What to produce
Across the entries below, how many lines contain the string "controllers"? Give only the count.

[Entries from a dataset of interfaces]
_____
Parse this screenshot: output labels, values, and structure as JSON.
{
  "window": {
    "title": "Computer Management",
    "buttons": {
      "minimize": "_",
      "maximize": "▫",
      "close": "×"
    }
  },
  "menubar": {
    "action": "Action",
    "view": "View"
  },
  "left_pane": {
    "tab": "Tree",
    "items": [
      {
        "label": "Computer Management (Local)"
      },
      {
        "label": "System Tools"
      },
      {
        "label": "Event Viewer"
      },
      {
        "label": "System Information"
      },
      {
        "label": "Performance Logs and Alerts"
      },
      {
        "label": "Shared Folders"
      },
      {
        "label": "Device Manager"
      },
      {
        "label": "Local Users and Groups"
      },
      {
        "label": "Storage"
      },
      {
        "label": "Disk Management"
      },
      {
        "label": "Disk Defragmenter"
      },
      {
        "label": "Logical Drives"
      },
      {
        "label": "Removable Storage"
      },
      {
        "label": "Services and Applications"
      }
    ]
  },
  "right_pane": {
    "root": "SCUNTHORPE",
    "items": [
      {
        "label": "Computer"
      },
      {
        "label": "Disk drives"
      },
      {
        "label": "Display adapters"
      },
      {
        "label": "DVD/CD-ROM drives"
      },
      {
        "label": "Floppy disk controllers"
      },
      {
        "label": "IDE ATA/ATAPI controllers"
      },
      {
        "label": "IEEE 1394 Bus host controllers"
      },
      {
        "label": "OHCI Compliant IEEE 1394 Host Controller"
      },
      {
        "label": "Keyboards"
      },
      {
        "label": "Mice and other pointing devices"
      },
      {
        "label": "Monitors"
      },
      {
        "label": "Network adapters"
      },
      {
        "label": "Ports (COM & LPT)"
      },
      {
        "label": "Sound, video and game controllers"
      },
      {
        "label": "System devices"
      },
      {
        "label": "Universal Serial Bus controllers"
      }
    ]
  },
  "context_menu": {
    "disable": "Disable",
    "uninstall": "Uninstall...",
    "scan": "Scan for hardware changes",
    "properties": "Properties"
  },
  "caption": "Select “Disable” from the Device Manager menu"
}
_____
Solution for this exercise
5